In 1940, John Steuart Curry, a prominent Midwestern “artist-in-residence” at the University of Wisconsin in Madison, portrayed the massive rock pillar in an oil painting as a favor to a member of the Donald family. The painting hung, unknown by the art community, in the home of a Donald family descendent for more than sixty years. It is now on display at the Chazen Museum of Art in Madison, Wisconsin[i]. You can see a picture of it on page 74 of the pamphlet in this link (warning, big file): http://www.arts.wisc.edu/artsinstitute/pdfs/Arts%20at%20Wisconsin%20history.pdf

The land encircling the present-day “Donald Rock” is a county park, but in the 1930s, the Donald family rented the farm to various tenants, including Arnold’s parents – his father Emil, who had immigrated to the United States from Switzerland in 1919, and his mother Bertha. In 2010, Arnold and his youngest sister, Tere Widstrand, sponsored a bench in the park dedicated to the memory of their parents. You can see Donald Rock as it appears today at this link: http://donaldpark.org/welcome/?page_id=222

[i] Gayle Worland, “Curry Favor,” Wisconsin State Journal (Madison, WI), July 26, 2006.


Mad for Models: Do You Remember Your First Airplane Model?

Do you remember your first model airplane kit? Let me know if you do! Since I grew up around airplanes I don’t really remember building a specific model first, but I do have some vague memories of a plastic fighter airplane with lots of decals. I always wanted models with lots of decals – I guess decals were the precursor to today’s stickers that everyone (including me) loves to put in scrapbooks. And I loved those tiny paint jars, although I’m not sure how much of the paint actually wound up on the models themselves. My sisters and I could always find other things to do with it.

The picture below is a Comet model I bought about 30 years ago – it’s survived 14 military moves and has obviously turned into a retirement project! If I ever get it built, I’ll post it on the blog – not sure I’ll have enough nerve to fly it. You wouldn’t me to cry when it crashed, would you?


So what does all this have to do with my book? When we last left Arnold, he had just taken his first airplane flight at age eight. However, that flight didn’t come close to quenching his growing thirst for aviation; instead, it was like a shipwreck survivor gulping a cup of ocean water – it only makes one more desperate for the thing they cannot have.

Unable to fly real airplanes, Arnold eagerly purchased his first model airplane kit that same year. Like most small boys, he lusted for one of the expensive Cleveland Model & Supply Company kits that promised to teach the builder “how an airplane works, how it is put together, what makes it fly, [and] why it has to be the way it is,” but at four dollars they were well out of reach.  Instead, he wound up with a ten-cent model that turned into a huge disappointment. Upon opening the box, he discovered four pieces of balsa wood and a set of drawings. He had to transfer the drawings to the balsa wood to outline the pieces, carefully excise the pieces with a razor, and then glue them together. It was just too much for an eight-year-old, and the model turned into a mess.

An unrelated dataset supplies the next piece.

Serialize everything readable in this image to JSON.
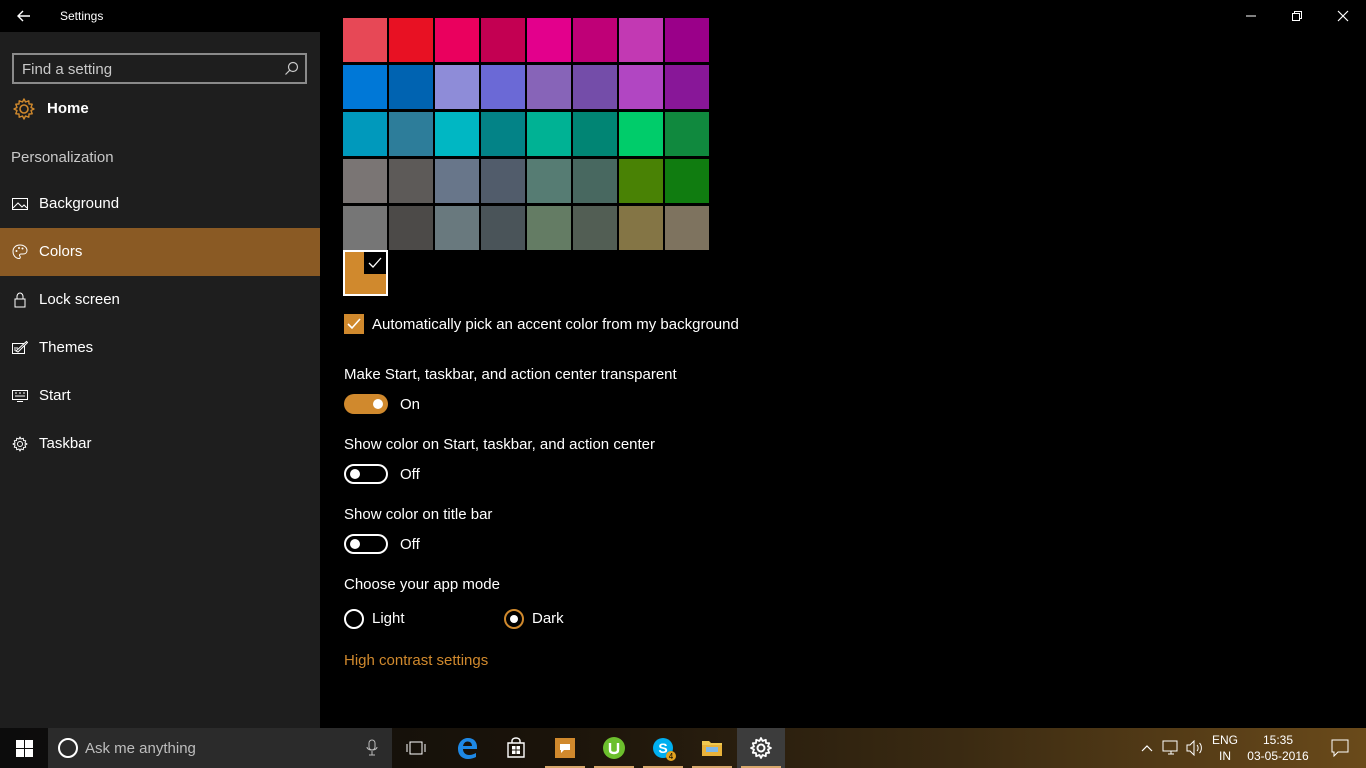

However, the model fiasco was just a temporary setback; three years later, Arnold bought another kit. This kit cost a quarter, but it promised a flying model powered by a rubber band and small propeller. The more expensive kit also had pre-stamped outlines on the balsa wood, and between that and his improved eleven-year-old dexterity, he assembled the new model with few problems and learned how to fly it. The picture of my model kit above shows how Arnold’s kit would have looked.